About this exercise: Identify, in the records below, every line where the string "image" appears, and copy each such line.

(Stored data entries)
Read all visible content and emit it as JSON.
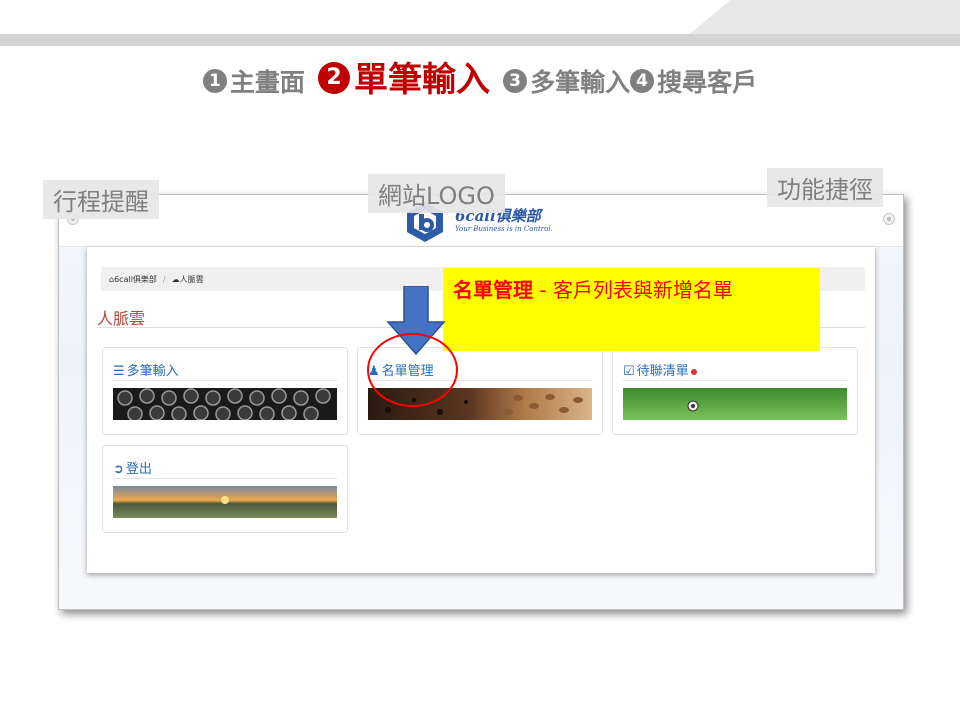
{
  "steps": [
    {
      "num": "1",
      "label": "主畫面",
      "active": false
    },
    {
      "num": "2",
      "label": "單筆輸入",
      "active": true
    },
    {
      "num": "3",
      "label": "多筆輸入",
      "active": false
    },
    {
      "num": "4",
      "label": "搜尋客戶",
      "active": false
    }
  ],
  "labels": {
    "reminder": "行程提醒",
    "site_logo": "網站LOGO",
    "shortcut": "功能捷徑"
  },
  "site": {
    "logo_name": "6call俱樂部",
    "logo_tagline": "Your Business is in Control."
  },
  "breadcrumb": {
    "home": "6call俱樂部",
    "current": "人脈雲"
  },
  "page_title": "人脈雲",
  "cards": [
    {
      "label": "多筆輸入",
      "icon": "list-icon",
      "image": "typewriter-keys"
    },
    {
      "label": "名單管理",
      "icon": "users-icon",
      "image": "coffee-beans"
    },
    {
      "label": "待聯清單",
      "icon": "calendar-check-icon",
      "image": "grass-ball"
    },
    {
      "label": "登出",
      "icon": "share-out-icon",
      "image": "sunset-field"
    }
  ],
  "annotation": {
    "bold": "名單管理",
    "dash": " - ",
    "text": "客戶列表與新增名單"
  },
  "colors": {
    "active_step": "#c00000",
    "inactive_step": "#808080",
    "link_blue": "#2a6ebb",
    "note_bg": "#ffff00",
    "note_text": "#ff0000",
    "arrow_blue": "#4472c4"
  }
}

Solution:
      "image": "typewriter-keys"
      "image": "coffee-beans"
      "image": "grass-ball"
      "image": "sunset-field"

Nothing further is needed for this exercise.